Banksy Painting

Since I have had to deal with three major deaths in the last few weeks, here is what I have concluded about death, thus far, and in no particular order:

  • It doesn’t matter whom has passed away, it’s my job as a mother to tell my children “in person”…someone’s death is not text-able news and I owe them that courtesy. I can, however, cry about it first and process it a little bit. I honestly think they must have a course in medical school for doctors, to learn how to do this…at least, I would hope so.
  • When you look like the loved one who has passed, looking in the mirror first thing in the morning can be very startling, initially. Wow, spooky!
  • You are never prepared for it, no matter if the person dies suddenly or if it is from a prolonged illness. Both have pros and cons. It’s hard to process and grieve a person when they are dying, because they’re still alive. When they do pass, it’s a combination of relief because they are no longer suffering, but grief because they cease to be. Sudden death is swift and leaves you wondering why, because it feels as though someone ripped off a really secure bandaid from a wound, making it fresh and super painful.
  • Death always seems to come for the “good people” first, as they are a shining example of God’s goodness and faith, so the “not-so-good people” end up living longer. God loves everyone, so He has to take them too, He just opts to LATER. Ugh. I guess I cannot say I blame Him. Although, if they are really bad, they may go somewhere warmer — or so I’ve been told.
  • Hospice people are “Angels on Earth” and are not paid NEARLY enough. So are Stat-flight professionals, BTW.
  • Grief can and will hit you at the most inopportune times, so you will be ugly crying A LOT. Buy tissues IN BULK, especially the aloe kind because they’re kind to your nose and the tender tissue around the eyes. I usually only reserve those for cold and flu season, but do yourself that solid.
  • You forget, temporarily, that your loved one has passed and you see something that they would like or think of something you want to share with them — THEN, you remember they are gone and the disappointment feels like it just physically stabbed you in the heart with a claw hammer and someone is now trying to harshly removed it. I had no idea I could experience physical pain like that!
  • People in your life, no matter how well you know them, will tell you how sorry they are for your loss. You feel like it’s sweet for them to say, but it’s a sentiment that’s like a penny thrown in a deep, deep wishing well that never seems to hit the bottom.
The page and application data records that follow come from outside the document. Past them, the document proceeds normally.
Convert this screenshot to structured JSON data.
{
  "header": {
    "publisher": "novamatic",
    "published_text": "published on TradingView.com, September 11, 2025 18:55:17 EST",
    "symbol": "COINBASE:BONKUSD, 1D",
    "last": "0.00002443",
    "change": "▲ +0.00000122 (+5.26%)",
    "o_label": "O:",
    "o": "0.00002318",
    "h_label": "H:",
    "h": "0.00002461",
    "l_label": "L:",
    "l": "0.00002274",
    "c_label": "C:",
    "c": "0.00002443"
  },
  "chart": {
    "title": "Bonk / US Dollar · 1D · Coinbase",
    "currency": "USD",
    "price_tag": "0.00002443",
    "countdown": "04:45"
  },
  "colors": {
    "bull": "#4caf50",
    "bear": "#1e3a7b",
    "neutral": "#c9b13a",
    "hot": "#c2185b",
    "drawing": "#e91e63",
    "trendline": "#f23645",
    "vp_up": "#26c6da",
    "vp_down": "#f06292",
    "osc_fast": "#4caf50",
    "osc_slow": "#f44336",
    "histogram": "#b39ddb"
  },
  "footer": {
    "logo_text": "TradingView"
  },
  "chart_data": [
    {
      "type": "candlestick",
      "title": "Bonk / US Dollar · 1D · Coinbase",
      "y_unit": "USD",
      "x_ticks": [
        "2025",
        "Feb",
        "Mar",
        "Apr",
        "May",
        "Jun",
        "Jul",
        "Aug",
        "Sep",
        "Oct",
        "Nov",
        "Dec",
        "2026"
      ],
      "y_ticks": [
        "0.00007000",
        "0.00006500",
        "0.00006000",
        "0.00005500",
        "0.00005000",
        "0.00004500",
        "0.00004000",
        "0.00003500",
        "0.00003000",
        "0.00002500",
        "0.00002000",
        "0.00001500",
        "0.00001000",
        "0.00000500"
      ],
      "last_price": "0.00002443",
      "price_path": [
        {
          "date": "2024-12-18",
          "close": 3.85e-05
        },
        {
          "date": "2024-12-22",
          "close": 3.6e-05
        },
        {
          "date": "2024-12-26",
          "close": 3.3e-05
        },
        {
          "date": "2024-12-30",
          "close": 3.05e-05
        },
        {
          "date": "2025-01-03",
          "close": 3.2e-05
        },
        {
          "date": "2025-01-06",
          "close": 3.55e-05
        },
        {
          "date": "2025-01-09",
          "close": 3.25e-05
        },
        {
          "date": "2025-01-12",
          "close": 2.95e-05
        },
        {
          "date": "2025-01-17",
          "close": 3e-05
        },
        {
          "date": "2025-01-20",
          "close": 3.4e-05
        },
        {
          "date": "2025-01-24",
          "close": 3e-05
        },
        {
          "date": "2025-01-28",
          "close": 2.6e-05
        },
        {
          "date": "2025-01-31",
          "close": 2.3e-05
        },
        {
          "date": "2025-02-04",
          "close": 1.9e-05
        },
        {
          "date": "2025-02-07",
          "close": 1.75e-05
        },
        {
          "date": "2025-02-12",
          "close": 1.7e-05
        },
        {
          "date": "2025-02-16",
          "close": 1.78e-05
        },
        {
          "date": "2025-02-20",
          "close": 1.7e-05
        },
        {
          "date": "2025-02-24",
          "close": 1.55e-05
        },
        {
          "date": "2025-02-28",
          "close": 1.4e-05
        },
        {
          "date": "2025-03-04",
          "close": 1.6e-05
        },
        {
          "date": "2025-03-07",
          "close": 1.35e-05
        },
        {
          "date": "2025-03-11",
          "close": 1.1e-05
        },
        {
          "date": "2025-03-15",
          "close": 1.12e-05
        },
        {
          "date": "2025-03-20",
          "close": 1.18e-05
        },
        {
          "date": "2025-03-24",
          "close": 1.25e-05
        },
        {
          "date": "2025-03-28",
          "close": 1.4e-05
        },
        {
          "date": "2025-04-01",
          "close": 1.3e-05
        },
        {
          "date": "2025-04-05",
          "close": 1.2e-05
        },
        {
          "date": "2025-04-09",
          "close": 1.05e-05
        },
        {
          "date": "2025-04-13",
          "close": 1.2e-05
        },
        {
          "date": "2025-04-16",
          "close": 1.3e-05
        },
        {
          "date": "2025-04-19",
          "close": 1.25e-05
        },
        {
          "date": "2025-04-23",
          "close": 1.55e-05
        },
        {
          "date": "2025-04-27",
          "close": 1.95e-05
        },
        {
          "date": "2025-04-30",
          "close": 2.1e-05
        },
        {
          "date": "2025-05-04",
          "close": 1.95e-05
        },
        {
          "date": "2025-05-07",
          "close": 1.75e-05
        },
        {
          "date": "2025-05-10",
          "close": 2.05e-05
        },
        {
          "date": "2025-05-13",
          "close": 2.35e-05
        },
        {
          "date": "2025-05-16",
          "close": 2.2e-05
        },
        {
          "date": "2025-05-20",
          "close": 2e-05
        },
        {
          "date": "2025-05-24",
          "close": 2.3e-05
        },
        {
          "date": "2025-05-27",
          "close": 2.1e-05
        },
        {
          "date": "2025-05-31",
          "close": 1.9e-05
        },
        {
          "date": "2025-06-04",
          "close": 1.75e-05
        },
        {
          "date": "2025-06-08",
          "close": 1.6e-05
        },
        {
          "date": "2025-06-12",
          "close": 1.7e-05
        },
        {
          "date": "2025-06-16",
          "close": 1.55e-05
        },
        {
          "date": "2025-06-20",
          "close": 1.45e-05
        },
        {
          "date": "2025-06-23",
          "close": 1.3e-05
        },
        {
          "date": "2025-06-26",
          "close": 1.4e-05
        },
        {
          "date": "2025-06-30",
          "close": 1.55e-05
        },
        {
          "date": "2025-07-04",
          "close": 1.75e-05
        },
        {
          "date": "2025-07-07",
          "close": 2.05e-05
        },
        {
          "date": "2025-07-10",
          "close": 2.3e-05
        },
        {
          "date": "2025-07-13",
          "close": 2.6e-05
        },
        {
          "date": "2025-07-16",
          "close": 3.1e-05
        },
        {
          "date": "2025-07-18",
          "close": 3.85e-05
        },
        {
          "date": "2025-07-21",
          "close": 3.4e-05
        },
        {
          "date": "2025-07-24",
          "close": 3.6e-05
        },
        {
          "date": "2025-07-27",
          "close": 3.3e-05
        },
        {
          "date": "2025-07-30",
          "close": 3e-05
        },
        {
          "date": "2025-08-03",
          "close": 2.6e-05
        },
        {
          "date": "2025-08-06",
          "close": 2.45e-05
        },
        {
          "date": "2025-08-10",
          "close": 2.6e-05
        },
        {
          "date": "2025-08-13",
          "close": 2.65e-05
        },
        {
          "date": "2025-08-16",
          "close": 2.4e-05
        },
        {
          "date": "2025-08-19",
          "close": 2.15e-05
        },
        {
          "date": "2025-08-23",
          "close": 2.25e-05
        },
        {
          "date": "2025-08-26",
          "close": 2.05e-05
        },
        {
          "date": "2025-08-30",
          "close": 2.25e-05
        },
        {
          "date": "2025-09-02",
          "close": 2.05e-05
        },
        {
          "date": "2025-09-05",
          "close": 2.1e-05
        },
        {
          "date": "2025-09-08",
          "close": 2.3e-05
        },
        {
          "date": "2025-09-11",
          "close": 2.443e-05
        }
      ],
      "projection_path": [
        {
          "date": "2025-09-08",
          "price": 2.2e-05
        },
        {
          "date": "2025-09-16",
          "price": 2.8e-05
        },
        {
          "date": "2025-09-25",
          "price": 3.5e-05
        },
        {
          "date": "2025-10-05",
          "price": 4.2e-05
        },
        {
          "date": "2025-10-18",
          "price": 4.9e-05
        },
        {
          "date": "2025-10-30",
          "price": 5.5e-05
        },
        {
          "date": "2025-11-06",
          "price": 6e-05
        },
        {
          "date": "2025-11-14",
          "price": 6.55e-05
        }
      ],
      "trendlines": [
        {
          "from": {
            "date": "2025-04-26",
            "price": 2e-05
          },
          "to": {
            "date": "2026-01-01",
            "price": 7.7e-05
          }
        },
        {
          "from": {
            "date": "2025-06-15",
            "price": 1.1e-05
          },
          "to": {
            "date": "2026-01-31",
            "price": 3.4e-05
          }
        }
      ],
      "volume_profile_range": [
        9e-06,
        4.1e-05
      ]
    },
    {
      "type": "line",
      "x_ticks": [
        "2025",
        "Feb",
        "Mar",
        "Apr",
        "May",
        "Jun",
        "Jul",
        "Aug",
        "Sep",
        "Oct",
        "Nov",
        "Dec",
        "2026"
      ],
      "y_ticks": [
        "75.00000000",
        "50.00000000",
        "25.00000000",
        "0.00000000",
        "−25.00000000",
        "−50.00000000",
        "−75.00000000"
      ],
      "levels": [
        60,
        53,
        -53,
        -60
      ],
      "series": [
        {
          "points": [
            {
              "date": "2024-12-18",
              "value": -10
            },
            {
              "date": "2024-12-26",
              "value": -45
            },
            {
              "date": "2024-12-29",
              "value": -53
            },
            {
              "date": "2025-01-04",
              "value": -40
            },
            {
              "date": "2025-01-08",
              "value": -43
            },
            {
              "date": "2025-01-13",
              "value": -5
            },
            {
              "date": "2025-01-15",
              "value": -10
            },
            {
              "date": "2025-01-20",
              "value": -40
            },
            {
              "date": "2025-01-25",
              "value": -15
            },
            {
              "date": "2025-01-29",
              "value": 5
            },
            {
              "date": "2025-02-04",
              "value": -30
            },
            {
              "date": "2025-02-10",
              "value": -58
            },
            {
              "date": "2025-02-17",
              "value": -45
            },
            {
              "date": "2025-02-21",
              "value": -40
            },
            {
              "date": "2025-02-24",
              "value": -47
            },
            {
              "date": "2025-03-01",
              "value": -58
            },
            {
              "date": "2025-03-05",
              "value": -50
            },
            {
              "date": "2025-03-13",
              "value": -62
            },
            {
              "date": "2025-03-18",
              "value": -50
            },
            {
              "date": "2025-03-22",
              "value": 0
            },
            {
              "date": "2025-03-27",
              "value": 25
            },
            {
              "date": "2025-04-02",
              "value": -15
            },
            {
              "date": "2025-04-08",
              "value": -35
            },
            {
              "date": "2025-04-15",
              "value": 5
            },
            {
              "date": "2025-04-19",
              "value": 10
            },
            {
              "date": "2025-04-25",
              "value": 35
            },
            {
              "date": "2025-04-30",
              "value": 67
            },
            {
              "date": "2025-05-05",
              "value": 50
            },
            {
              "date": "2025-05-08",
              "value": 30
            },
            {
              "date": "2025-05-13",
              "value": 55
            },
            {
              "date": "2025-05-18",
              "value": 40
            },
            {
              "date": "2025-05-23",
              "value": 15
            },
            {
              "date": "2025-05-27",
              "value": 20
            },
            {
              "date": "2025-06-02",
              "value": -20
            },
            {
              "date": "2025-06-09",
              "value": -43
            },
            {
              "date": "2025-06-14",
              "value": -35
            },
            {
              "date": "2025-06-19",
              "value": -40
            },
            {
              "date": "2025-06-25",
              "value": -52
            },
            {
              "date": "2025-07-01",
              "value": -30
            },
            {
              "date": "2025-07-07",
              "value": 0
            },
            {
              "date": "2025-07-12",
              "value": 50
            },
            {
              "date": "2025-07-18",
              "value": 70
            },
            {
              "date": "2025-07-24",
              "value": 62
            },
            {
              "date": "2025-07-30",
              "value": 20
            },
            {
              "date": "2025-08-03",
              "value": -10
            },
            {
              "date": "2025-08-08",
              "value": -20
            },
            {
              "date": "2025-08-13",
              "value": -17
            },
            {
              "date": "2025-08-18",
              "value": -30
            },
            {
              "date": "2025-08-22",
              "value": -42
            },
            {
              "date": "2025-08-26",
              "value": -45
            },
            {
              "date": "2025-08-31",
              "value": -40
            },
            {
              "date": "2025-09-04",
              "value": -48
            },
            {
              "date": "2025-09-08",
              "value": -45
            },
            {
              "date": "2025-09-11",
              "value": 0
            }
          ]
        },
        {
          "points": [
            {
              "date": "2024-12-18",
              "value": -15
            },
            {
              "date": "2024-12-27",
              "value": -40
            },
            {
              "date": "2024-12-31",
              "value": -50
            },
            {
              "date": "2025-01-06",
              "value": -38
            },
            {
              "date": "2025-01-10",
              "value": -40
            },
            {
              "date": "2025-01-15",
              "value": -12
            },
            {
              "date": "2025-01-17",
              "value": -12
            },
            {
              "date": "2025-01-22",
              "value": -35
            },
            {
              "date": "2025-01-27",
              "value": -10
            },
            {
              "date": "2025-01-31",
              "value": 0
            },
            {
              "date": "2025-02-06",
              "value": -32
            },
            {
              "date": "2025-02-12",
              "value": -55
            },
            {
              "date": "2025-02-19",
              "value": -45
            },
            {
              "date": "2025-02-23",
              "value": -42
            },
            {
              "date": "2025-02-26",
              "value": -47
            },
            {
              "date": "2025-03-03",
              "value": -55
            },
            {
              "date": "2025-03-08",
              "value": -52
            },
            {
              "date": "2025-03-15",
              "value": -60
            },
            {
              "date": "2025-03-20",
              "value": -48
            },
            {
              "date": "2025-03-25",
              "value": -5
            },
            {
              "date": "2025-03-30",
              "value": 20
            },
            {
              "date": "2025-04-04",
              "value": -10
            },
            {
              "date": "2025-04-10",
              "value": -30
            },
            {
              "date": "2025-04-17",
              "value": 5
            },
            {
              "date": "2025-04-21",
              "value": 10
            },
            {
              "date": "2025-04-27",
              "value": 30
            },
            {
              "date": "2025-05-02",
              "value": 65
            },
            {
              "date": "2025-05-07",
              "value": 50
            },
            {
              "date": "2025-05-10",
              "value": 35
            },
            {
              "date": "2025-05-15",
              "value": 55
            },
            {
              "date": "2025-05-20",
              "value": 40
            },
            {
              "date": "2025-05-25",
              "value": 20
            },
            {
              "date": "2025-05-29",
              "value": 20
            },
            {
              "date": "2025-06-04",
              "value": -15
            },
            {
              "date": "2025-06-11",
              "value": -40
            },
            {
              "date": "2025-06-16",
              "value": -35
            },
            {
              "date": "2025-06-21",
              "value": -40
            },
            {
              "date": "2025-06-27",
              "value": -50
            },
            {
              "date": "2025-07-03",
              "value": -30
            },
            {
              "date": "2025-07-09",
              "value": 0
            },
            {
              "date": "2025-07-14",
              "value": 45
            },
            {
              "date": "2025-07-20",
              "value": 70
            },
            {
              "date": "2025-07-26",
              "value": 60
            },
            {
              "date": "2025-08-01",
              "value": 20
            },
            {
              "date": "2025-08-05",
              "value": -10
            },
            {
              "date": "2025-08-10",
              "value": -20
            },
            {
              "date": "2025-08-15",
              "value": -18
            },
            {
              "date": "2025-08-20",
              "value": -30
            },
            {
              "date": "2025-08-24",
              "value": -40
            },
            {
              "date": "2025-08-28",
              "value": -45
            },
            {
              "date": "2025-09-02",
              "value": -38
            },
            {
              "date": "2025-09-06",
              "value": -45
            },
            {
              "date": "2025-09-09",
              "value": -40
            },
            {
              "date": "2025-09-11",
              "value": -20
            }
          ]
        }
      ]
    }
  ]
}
However, it’s still nice to hear that that person cares about you, because they could’ve just said nothing and avoided you altogether.
  • There is SO MUCH to tying up legal and paperwork issues to someone’s life. They have SO MANY possessions too that have to be dealt with, that will continuously make you have to grieve their loss again and again and again.
  • Death is like a second birth for the people who pass, which is a relief, but those of us left behind are reeling and suffering. There is now this big hole that they left behind, because they were so important when they were alive and we, the living, are now scrambling because we DO NOT know how to fill the void.
  • Tattoo pain is comforting to me, in general; however it REALLY rivals the grief pain you feel, so I understand getting memorial tattoos right away! I know that sounds masochistic, but what makes you feel better, truly, is the endorphin rush.

I woke up Sunday morning, filled with the fact that I needed to get these thoughts down. I feel like my Mother whispered in my ear, while I was sleeping, so I had to get up and record them before I forgot. I hope, if you’ve suffered a loss, these resinate with you too. I’ve had loved ones die before, so I’m not entirely new to grief and loss, but never this many people at one time! Instead of the waves grief washing over me, I feel like I’ve been hit by a tsunami, at this point.